We’re pointing it to port 1514 so that the process can be started underneath Graylog instead of under root. We also gave it the format 23, our pre-populated syslog protocol format which Graylog can accept and pull out the relevant fields automatically so there’s no parsing needed on the backside. Once the configuration file is modified, we can save it and then restart our syslog. From now on, any new logs will be sent to our localhost on port 1514.
Working around port 514
Don’t worry if your port 1514 is not available or you already have a lot of devices pointed on port 514. You can use the iptables command and put a forwarding rule saying to NAT anything coming in on both TCP and port 514 and redirect it all to port 1514. Create a similar rule for UDP instead of TCP, then save everything to /etc/iptables.rules.
Now you’re ready to load this configuration in your pre-routing rules by creating a file inside /etc/network/if-pre-up.d/ that will work as a startup script that tells the system to load these iptables rules upon reboot. The idea is to run underneath a shell script with an iptables-restore command pointing to the iptables.rules file that we just created. Now we need to modify the permissions on the file to make it an executable by running a chmod+x command on that file.
Checking if Graylog is working properly
If you want to test the web interface to make sure it works, you can run a curl command against the port. Graylog runs by default on port 9000, so you can curl the local address to 9000. As you can see, we’re getting a response saying that the Graylog interface is up.
Now we need to make sure that it is listening on all ports. Let’s run a netstat to validate what ports Graylog is listening on and then grep again for 9000 since that's its listening port. It looks like it's bound only locally, so nothing external would be able to connect to this box. So, let’s go back editing the server.log file, and change the bind_addresswhere it’s listening on. Go find the http_bind_address, copy that line, modify the 127.0.0.1 to the local address (in our case 192.168.211.165), and then restart the Graylog service. Just tail the Graylog server file to make sure it’s up and running.

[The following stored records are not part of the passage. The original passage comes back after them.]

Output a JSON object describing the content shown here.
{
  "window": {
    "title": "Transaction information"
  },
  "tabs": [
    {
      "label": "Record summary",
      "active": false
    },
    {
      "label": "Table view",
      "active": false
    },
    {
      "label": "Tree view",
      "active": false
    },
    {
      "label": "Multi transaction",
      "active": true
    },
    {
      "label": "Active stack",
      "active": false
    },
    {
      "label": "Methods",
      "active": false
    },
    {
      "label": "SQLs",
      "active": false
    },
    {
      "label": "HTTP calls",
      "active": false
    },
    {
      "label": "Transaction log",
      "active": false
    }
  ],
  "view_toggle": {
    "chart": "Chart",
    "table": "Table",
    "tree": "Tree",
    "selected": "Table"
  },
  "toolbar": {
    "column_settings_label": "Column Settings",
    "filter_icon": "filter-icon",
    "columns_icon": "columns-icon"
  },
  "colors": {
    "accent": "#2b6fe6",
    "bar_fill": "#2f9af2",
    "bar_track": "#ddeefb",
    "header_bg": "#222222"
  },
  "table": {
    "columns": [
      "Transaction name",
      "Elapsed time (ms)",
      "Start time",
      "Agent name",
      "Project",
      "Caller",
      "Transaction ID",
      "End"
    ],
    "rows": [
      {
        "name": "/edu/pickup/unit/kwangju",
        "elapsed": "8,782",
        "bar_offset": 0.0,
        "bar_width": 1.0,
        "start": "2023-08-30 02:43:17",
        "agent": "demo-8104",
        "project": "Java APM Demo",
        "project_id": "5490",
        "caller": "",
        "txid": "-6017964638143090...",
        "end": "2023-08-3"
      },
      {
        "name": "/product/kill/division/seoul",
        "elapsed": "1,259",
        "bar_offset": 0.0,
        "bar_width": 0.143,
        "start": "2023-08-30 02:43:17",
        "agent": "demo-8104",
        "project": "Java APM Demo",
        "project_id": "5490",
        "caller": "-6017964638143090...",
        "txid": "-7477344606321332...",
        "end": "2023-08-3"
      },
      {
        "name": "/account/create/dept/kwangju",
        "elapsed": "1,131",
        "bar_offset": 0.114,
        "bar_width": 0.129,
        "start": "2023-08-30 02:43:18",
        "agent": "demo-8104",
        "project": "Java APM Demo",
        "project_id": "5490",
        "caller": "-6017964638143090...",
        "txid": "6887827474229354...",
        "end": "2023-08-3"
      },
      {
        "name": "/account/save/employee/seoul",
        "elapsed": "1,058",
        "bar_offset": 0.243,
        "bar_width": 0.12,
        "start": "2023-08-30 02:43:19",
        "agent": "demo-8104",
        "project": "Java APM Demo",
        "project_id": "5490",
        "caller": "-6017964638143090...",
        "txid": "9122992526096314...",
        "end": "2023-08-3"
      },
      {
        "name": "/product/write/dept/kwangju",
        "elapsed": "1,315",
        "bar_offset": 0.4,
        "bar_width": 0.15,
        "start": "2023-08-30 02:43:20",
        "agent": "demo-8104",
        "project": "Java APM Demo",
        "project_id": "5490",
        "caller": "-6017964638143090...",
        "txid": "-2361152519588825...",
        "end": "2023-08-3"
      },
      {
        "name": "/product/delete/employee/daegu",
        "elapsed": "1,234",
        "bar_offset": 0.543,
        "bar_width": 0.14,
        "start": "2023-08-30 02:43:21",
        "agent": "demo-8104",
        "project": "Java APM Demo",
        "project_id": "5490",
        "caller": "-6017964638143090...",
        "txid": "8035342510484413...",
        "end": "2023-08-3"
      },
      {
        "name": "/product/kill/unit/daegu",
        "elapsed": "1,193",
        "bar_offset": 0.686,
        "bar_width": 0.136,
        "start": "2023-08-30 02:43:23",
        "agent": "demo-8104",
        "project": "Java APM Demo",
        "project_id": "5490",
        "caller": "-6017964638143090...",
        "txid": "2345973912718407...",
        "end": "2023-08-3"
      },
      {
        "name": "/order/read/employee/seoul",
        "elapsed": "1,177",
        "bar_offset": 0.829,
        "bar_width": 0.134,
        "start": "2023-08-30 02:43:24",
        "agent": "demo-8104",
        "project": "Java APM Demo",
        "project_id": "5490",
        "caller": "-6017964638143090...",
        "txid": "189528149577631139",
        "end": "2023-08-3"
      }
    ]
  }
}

Loading Graylog’s web console
Just launch the web console on your browser, and wait for a couple of seconds so it can compile all the Java applets in the backend for the first time. Now we can log on by typing admin as default username, and any password we set before (in our example, that was admin too). We will get to the “Search” window at first, and after a few seconds, a red number one will appear on the black nav bar on top.
Clicking on the “Search” tab we will notice that there are no logs being collected, and that’s because we still didn’t connect any input. That’s the reason why we got that red number one alert – if we click on it, we will see a large red box telling us there are no inputs running.
Setting up an input
Let’s create an input by clicking on the “System/Overview” menu and then on the “Inputs” tab. Right now this window is empty – we will start by creating a generic syslog since we already configured the localhost to output logs. Select “Syslog UDP” from the scroll down menu, and then click on “Launch new input”.
Set it up to Global – you can lock it down per node if you'd have multiple nodes. The bind address can be either a local IP address, or 0.0.0.0 if you want it to bind everywhere. Now switch the port to 1514 so that Graylog users can start it up and doesn’t have you ran as route for security purposes. You can also check some other options such as if you want to store those full messages. Now all you need is a Title – in this case we will call this something generic such as Syslog UDP.
Once you saved it, you will see that this input will be in the “starting” state for a few seconds before changing to “running.” Let’s quickly hop back to the shell and do a sudo su so we can generate a message locally that will come up in the “Search” window. Now we go back to the “Search” panel, click on the magnifying glass icon, and we can see the full log message, including where it’s going, who did it, and everything that matters.
That’s all for installing Graylog on Ubuntu. Thanks for watching this video, and happy logging!